Caldwell-Pope is already gone. Gasol is signed on a bargain deal for next season but is also entering his age-37 season. Caruso’s an unrestricted free agent. After those players, James is next in 3-point shooting at 36.5%. There is truth to the theory that the spacing will be a considerable problem if James is your best shooter.
Stephen A. Smith, in the clip above, pointed out one key difference between the Lakers and the Brooklyn Nets, the current favorite to win the title next season, is a fatal one for LA. James hasn’t topped 70% from the foul line since 2017–18, though he was close at 69.8% last season.
Westbrook’s yips began four seasons ago and haven’t stopped. Over his first nine seasons, he shot 82.3% from the line. Westbrook has fallen to 70.4% over the last four years, including a career-worst 65.6% in 2020–21. Conversely, the Nets’ Big Three of Kyrie Irving (92.2%), Kevin Durant (88.2%), and James Harden (85.6% with Brooklyn) seldom miss.

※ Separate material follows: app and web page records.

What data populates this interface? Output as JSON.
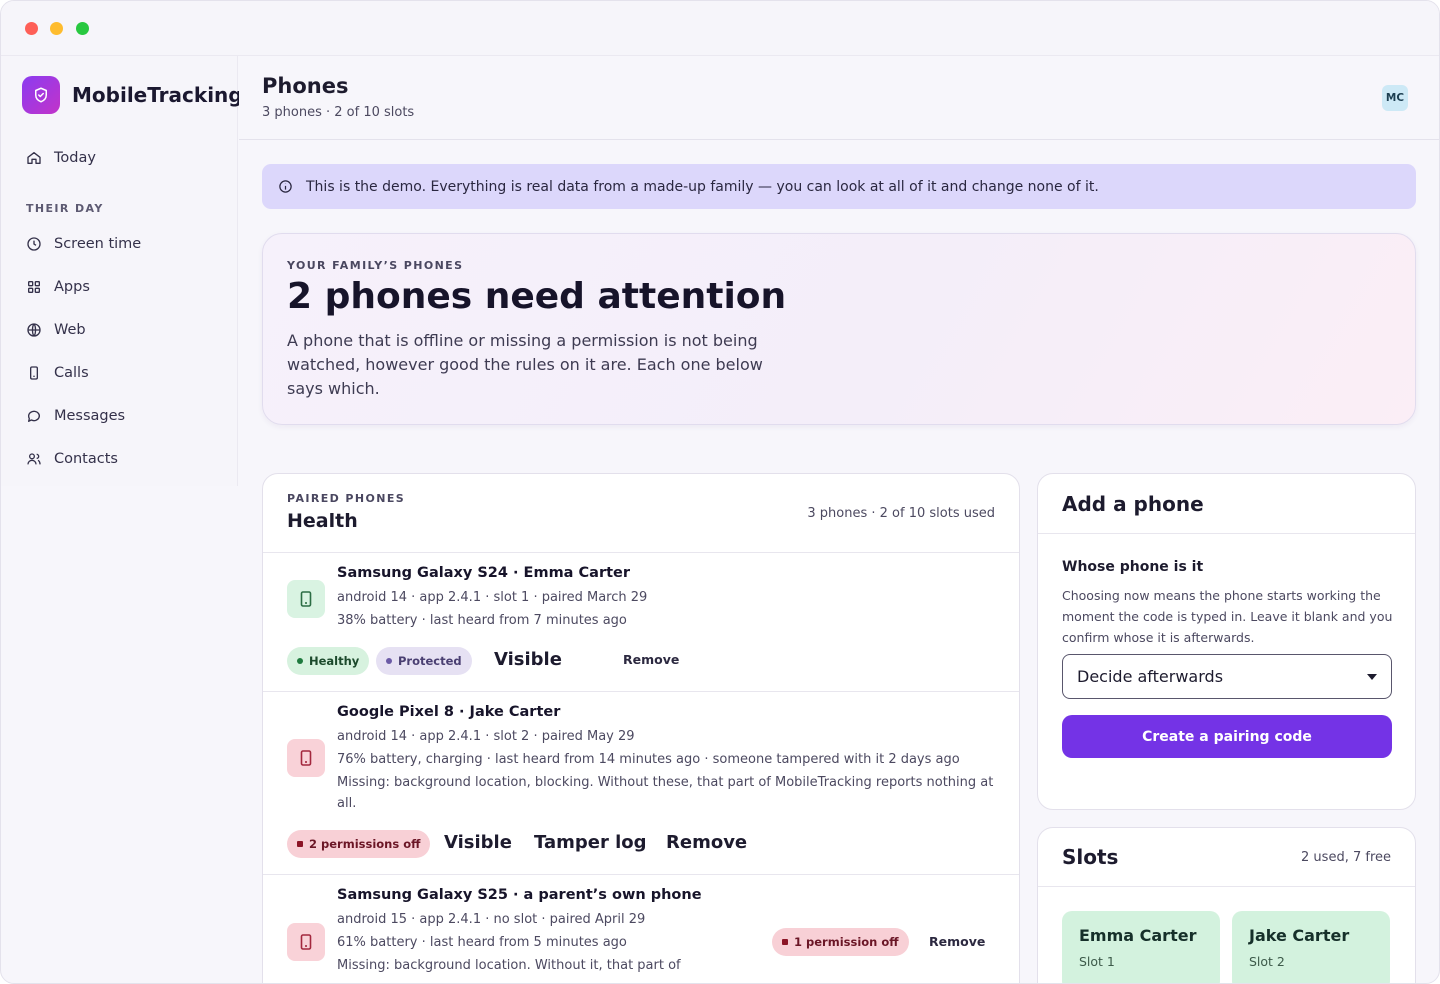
{
  "app": {
    "name": "MobileTracking"
  },
  "sidebar": {
    "today": "Today",
    "section_label": "THEIR DAY",
    "items": [
      {
        "label": "Screen time",
        "icon": "clock-icon"
      },
      {
        "label": "Apps",
        "icon": "apps-grid-icon"
      },
      {
        "label": "Web",
        "icon": "globe-icon"
      },
      {
        "label": "Calls",
        "icon": "phone-icon"
      },
      {
        "label": "Messages",
        "icon": "message-bubble-icon"
      },
      {
        "label": "Contacts",
        "icon": "contacts-icon"
      }
    ]
  },
  "header": {
    "title": "Phones",
    "subtitle": "3 phones · 2 of 10 slots",
    "avatar_initials": "MC"
  },
  "banner": {
    "text": "This is the demo. Everything is real data from a made-up family — you can look at all of it and change none of it."
  },
  "hero": {
    "eyebrow": "YOUR FAMILY’S PHONES",
    "title": "2 phones need attention",
    "text": "A phone that is offline or missing a permission is not being watched, however good the rules on it are. Each one below says which."
  },
  "phones": {
    "eyebrow": "PAIRED PHONES",
    "title": "Health",
    "count": "3 phones · 2 of 10 slots used",
    "rows": [
      {
        "name": "Samsung Galaxy S24 · Emma Carter",
        "meta1": "android 14 · app 2.4.1 · slot 1 · paired March 29",
        "meta2": "38% battery · last heard from 7 minutes ago",
        "status": "healthy",
        "pill_healthy": "Healthy",
        "pill_protected": "Protected",
        "action_visible": "Visible",
        "action_remove": "Remove"
      },
      {
        "name": "Google Pixel 8 · Jake Carter",
        "meta1": "android 14 · app 2.4.1 · slot 2 · paired May 29",
        "meta2": "76% battery, charging · last heard from 14 minutes ago · someone tampered with it 2 days ago",
        "meta3": "Missing: background location, blocking. Without these, that part of MobileTracking reports nothing at all.",
        "status": "warning",
        "pill_permissions": "2 permissions off",
        "action_visible": "Visible",
        "action_tamper": "Tamper log",
        "action_remove": "Remove"
      },
      {
        "name": "Samsung Galaxy S25 · a parent’s own phone",
        "meta1": "android 15 · app 2.4.1 · no slot · paired April 29",
        "meta2": "61% battery · last heard from 5 minutes ago",
        "meta3": "Missing: background location. Without it, that part of",
        "status": "warning",
        "pill_permissions": "1 permission off",
        "action_remove": "Remove"
      }
    ]
  },
  "add_phone": {
    "title": "Add a phone",
    "label": "Whose phone is it",
    "help": "Choosing now means the phone starts working the moment the code is typed in. Leave it blank and you confirm whose it is afterwards.",
    "select_value": "Decide afterwards",
    "button": "Create a pairing code"
  },
  "slots": {
    "title": "Slots",
    "count": "2 used, 7 free",
    "items": [
      {
        "name": "Emma Carter",
        "slot": "Slot 1"
      },
      {
        "name": "Jake Carter",
        "slot": "Slot 2"
      }
    ]
  },
  "colors": {
    "accent": "#7433e6",
    "banner": "#dcd7fb",
    "healthy": "#d7f2df",
    "warning": "#f8d0d6"
  }
}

But there are also reasons the Lakers can win with Westbrook.
The Lakers get the benefit of Russell Westbrook coming home
Russell Westbrook is an LA native who played two seasons at UCLA. Since then, he’s been in the Great Plains, South Texas, and DC. Getting to come home is a potential motivator for Westbrook. So too, is still being ringless in 13 seasons. Russ has played in only one NBA Finals.
Would Hield have helped the Lakers with spacing? Of course. Is Westbrook no help at all in that regard? Absolutely.
But will it matter? Between James, Davis, and Westbrook, the Lakers have three players who can overwhelm a defense by themselves when they are on. Spacing is nice, but teams have won in the past by attacking the rim at will. Giannis Antetokounmpo’s NBA Finals performance was decent, and he rarely left the paint to shoot.
Russell Westbrook will have to agree to a ball-sharing arrangement, something he chafed at while playing with Harden in Houston. But rather than long bombs, the Lakers are equipped for a pure ground assault on the NBA next season.
Statistics courtesy of Basketball Reference.